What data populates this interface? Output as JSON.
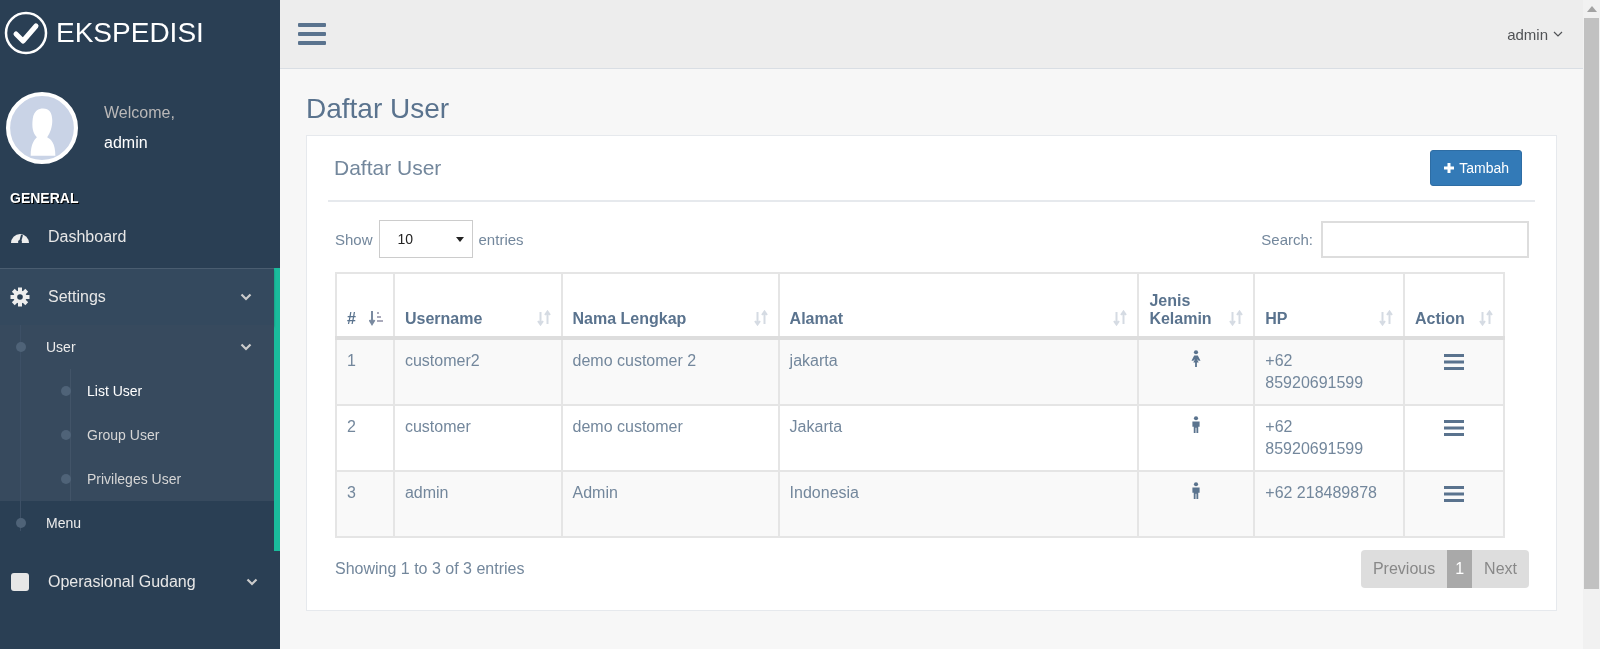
{
  "brand": {
    "title": "EKSPEDISI"
  },
  "profile": {
    "welcome": "Welcome,",
    "name": "admin"
  },
  "sidebar": {
    "section": "GENERAL",
    "items": [
      {
        "label": "Dashboard"
      },
      {
        "label": "Settings",
        "expanded": true,
        "children": [
          {
            "label": "User",
            "expanded": true,
            "children": [
              {
                "label": "List User",
                "selected": true
              },
              {
                "label": "Group User",
                "selected": false
              },
              {
                "label": "Privileges User",
                "selected": false
              }
            ]
          },
          {
            "label": "Menu"
          }
        ]
      },
      {
        "label": "Operasional Gudang",
        "expanded": false
      }
    ]
  },
  "topbar": {
    "user": "admin"
  },
  "page": {
    "title": "Daftar User"
  },
  "panel": {
    "title": "Daftar User",
    "add_button": "Tambah"
  },
  "table_controls": {
    "show": "Show",
    "page_size": "10",
    "entries": "entries",
    "search_label": "Search:"
  },
  "table": {
    "columns": [
      {
        "label": "#",
        "sorted": true
      },
      {
        "label": "Username",
        "sorted": false
      },
      {
        "label": "Nama Lengkap",
        "sorted": false
      },
      {
        "label": "Alamat",
        "sorted": false
      },
      {
        "label": "Jenis Kelamin",
        "sorted": false
      },
      {
        "label": "HP",
        "sorted": false
      },
      {
        "label": "Action",
        "sorted": false
      }
    ],
    "rows": [
      {
        "no": "1",
        "username": "customer2",
        "name": "demo customer 2",
        "address": "jakarta",
        "kind": "female",
        "phone": "+62 85920691599"
      },
      {
        "no": "2",
        "username": "customer",
        "name": "demo customer",
        "address": "Jakarta",
        "kind": "male",
        "phone": "+62 85920691599"
      },
      {
        "no": "3",
        "username": "admin",
        "name": "Admin",
        "address": "Indonesia",
        "kind": "male",
        "phone": "+62 218489878"
      }
    ]
  },
  "footer": {
    "info": "Showing 1 to 3 of 3 entries",
    "previous": "Previous",
    "page": "1",
    "next": "Next"
  }
}
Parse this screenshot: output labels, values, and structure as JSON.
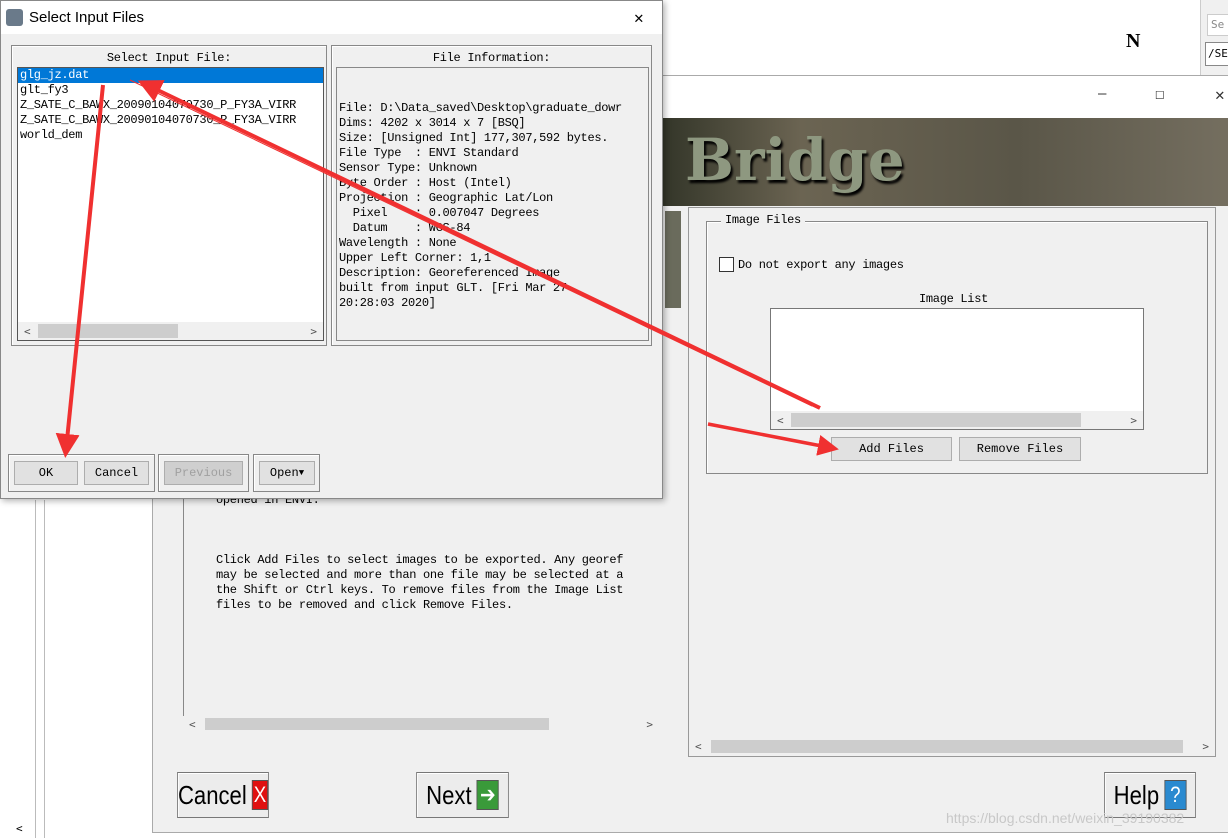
{
  "bg_window": {
    "north_symbol": "N",
    "search_placeholder": "Se",
    "path_field": "/SE"
  },
  "main_window": {
    "banner_title": "Bridge",
    "window_controls": {
      "minimize": "—",
      "maximize": "☐",
      "close": "✕"
    },
    "help_text_partial": "opened in ENVI.",
    "help_text": [
      "Click Add Files to select images to be exported. Any georef",
      "may be selected and more than one file may be selected at a",
      "the Shift or Ctrl keys. To remove files from the Image List",
      "files to be removed and click Remove Files."
    ],
    "image_files_group": "Image Files",
    "no_export_checkbox": {
      "label": "Do not export any images",
      "checked": false
    },
    "image_list_label": "Image List",
    "image_list_items": [],
    "add_files": "Add Files",
    "remove_files": "Remove Files",
    "cancel": "Cancel",
    "next": "Next",
    "help": "Help"
  },
  "dialog": {
    "title": "Select Input Files",
    "close": "✕",
    "select_label": "Select Input File:",
    "files": [
      "glg_jz.dat",
      "glt_fy3",
      "Z_SATE_C_BAWX_20090104070730_P_FY3A_VIRR",
      "Z_SATE_C_BAWX_20090104070730_P_FY3A_VIRR",
      "world_dem"
    ],
    "selected_index": 0,
    "info_label": "File Information:",
    "info_lines": [
      "File: D:\\Data_saved\\Desktop\\graduate_dowr",
      "Dims: 4202 x 3014 x 7 [BSQ]",
      "Size: [Unsigned Int] 177,307,592 bytes.",
      "File Type  : ENVI Standard",
      "Sensor Type: Unknown",
      "Byte Order : Host (Intel)",
      "Projection : Geographic Lat/Lon",
      "  Pixel    : 0.007047 Degrees",
      "  Datum    : WGS-84",
      "Wavelength : None",
      "Upper Left Corner: 1,1",
      "Description: Georeferenced Image",
      "built from input GLT. [Fri Mar 27",
      "20:28:03 2020]"
    ],
    "ok": "OK",
    "cancel": "Cancel",
    "previous": "Previous",
    "open": "Open"
  },
  "watermark": "https://blog.csdn.net/weixin_39190382",
  "colors": {
    "selection": "#0078d7",
    "arrow": "#f03030",
    "cancel_icon": "#e01010",
    "next_icon": "#3a9a3a",
    "help_icon": "#2a8ad0"
  }
}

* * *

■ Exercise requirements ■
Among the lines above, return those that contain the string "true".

■ Solution to this task ■
        "expanded": true,
            "expanded": true,
                "selected": true
        "sorted": true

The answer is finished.